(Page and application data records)
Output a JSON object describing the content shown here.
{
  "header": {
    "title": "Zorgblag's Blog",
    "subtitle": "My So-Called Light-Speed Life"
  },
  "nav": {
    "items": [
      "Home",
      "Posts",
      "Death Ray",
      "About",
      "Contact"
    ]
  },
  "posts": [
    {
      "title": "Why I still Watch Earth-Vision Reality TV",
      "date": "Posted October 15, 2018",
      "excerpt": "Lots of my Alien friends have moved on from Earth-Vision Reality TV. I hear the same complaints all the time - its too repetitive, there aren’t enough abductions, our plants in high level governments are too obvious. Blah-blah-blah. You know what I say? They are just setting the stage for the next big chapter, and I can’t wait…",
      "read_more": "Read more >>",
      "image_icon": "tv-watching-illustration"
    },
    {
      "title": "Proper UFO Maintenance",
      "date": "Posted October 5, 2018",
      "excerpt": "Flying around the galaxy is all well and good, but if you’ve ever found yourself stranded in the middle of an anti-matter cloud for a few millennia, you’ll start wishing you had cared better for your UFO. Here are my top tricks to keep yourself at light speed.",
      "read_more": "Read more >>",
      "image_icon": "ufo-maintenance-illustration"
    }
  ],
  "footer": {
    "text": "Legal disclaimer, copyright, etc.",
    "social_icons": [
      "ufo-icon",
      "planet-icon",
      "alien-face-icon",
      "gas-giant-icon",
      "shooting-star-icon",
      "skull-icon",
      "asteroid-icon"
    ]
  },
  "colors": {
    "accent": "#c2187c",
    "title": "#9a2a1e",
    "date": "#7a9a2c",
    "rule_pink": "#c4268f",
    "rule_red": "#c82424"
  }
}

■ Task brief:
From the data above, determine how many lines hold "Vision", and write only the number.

■ Solution to this problem:
2